Article written by Rosemary Bocska
The decision to become a Foster Parent is a significant and serious one. For those who are considering it, the process should start with a lot of personal introspection. Together with some reflection on your existing relationships, family dynamics, and the extended family. It should also include delving into your financial situation, your future goals, and a host of other considerations.
But naturally there is much more to becoming a Foster Parent, than simply making the decision; the formal process has many intricacies.
Ideally your journey towards Foster Parenthood should begin with an understanding of what the concept involves. As well as what the administrative procedure really entails.
What is Foster Care, Anyway?
Children in Foster Care are those who are under the age of 18, and who for personal reasons cannot live with their parents or caregivers. But also cannot live independently. Through a legal process, for their safety and wellbeing these children are admitted into the care of Children’s Aid Society (CAS) that is run by the province.
The CAS may then choose to place certain selected children in Foster Care, which is a family-based placement. The CAS arranges to have these children live with pre-chosen and pre-screened Foster Parents who are eager to provide a nurturing family environment and a stable and caring home.
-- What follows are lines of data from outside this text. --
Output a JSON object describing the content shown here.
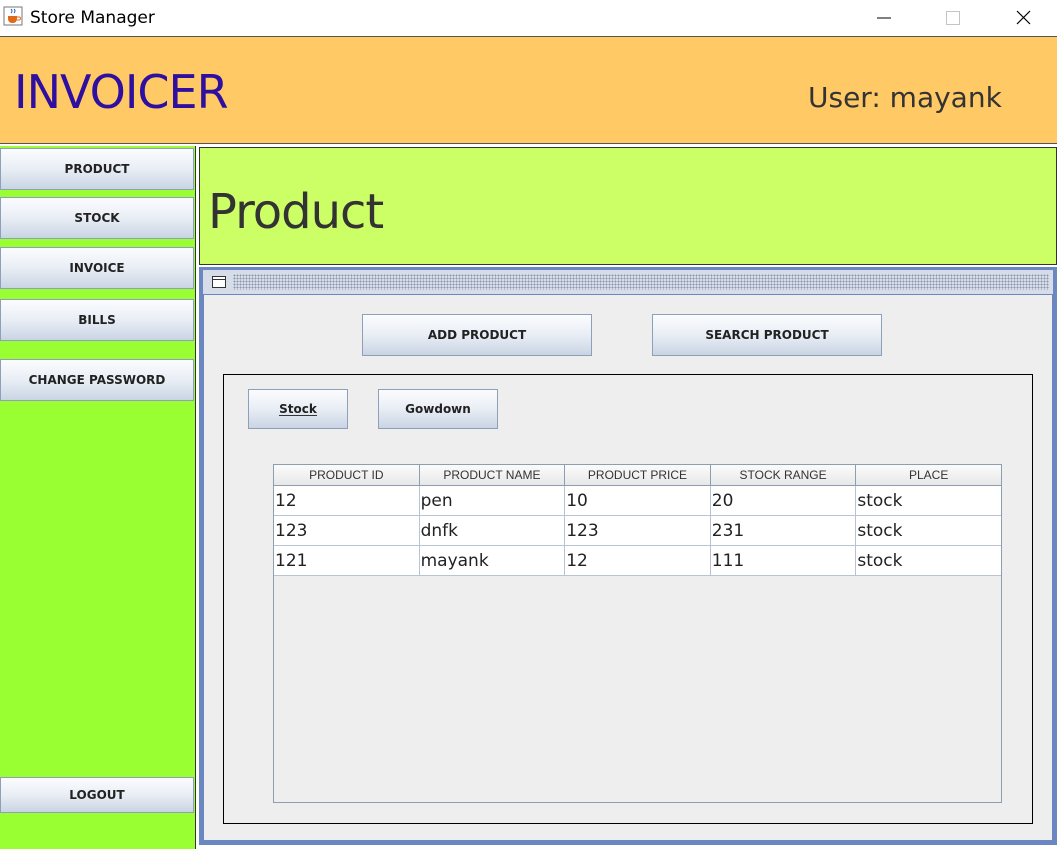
{
  "window": {
    "title": "Store Manager",
    "icon": "java-coffee-cup-icon"
  },
  "header": {
    "brand": "INVOICER",
    "user": "User: mayank",
    "colors": {
      "background": "#ffc966",
      "brand_text": "#2e0fa0"
    }
  },
  "sidebar": {
    "color": "#99ff33",
    "items": [
      {
        "label": "PRODUCT"
      },
      {
        "label": "STOCK"
      },
      {
        "label": "INVOICE"
      },
      {
        "label": "BILLS"
      },
      {
        "label": "CHANGE PASSWORD"
      }
    ],
    "logout": "LOGOUT"
  },
  "page": {
    "title": "Product",
    "title_bg": "#ccff66"
  },
  "frame": {
    "add_button": "ADD PRODUCT",
    "search_button": "SEARCH PRODUCT",
    "stock_button": "Stock",
    "gowdown_button": "Gowdown",
    "table": {
      "columns": [
        "PRODUCT ID",
        "PRODUCT NAME",
        "PRODUCT PRICE",
        "STOCK RANGE",
        "PLACE"
      ],
      "rows": [
        [
          "12",
          "pen",
          "10",
          "20",
          "stock"
        ],
        [
          "123",
          "dnfk",
          "123",
          "231",
          "stock"
        ],
        [
          "121",
          "mayank",
          "12",
          "111",
          "stock"
        ]
      ]
    }
  }
}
From the child’s perspective, the Foster Care placement is not designed to be permanent. The goal of Children’s Aid Society – which gets its authority as a “licensee” under the Child, Youth, and Family Services Act, 2017 – is ultimately to reunite a child with his or her original family. Only when it is possible and safe to do so. This means Foster Care may be brief, or it may last for extended periods of time, depending on the circumstances.
How Do Children Get Placed into Foster Care?
A child will get placed into Foster Care in only a few circumstances:
· By court order; or
· When their parents or caregivers have agreed to have their child placed in Foster Care voluntarily.
From the perspective of the CAS and other child services agencies in Ontario, the goal of these Foster Care placements is ultimately to reunite the children with their family.
Are There Different Types?
Yes. There are different arrangements of Foster Care, which include:
· Kinship care. This involves the child being admitted into the care of the CAS, but then being placed with a relative, or with a member of the child’s community.
· Placements for kinship services. These arrangements involve placing a child with a relative or a member of the child’s extended family or community, with the consent of the child’s parent, or under a supervision order issued by the court. (Alternatively, it may arise during an application for legal custody). Unlike other Foster Care scenarios, in this type of arrangement the child is not initially admitted into the care of the CAS.
· Customary care. This is an arrangement where a child of First Nations, Inuk, or Métis origin receives care from a person who is not the child’s parent. The caregiving is still in accord with
the customs of the child’s band. Note that anytime the eligible child is a member of a band or First Nation, Inuit, or Métis community, the CAS is obliged to pursue the Customary care model. If the child is in need of protection and cannot remain at home.
Who Can Be a Foster Parent?
Aside from a desire to benefit a child who has not had a nurturing environment so far in their lives, there are few pre-requisites for becoming a Foster Parent. Naturally, the key one is the desire to contribute meaningfully and consistently to the child’s wellbeing and upbringing. The potential Foster Parent need not have any particular marital, financial or social status, nor be of any particular age bracket.
In terms of their culture or background, a Foster Parent can come from any heritage, religion, or financial stratum. However, for the particular type of Foster Care known as Kinship care, the Foster Parent must be a relative. Or else a member of the child’s community.
In Ontario, Foster Parents can only provide Foster Care to up to four children at a time. (However, there are exceptions).
What Does the Formal Process Involve?
In terms of the legal procedure involved, becoming a Foster Parent involves several steps:
· Contacting the local Children’s Aid Society (or else a licensed Foster Care agency);
· Participating in a Home Study assessment (which is mandatory); and
· Participating in parent preparation training. All of these steps must be undertaken before the potential Foster Parent can be approved. The Ontario Association of Children’s Aid Societies also provides detailed information about Foster Care and the related steps and processes.
What if Foster Care isn’t Appropriate for a Child?
If Foster Care turns out not to be a feasible option for a particular child, then he or she may be placed in the extended care of the CAS, pursuant to a court order. However, these orders are a last resort. The CAS may opt to explore other permanent options, including Customary care,legal custody, or adoption.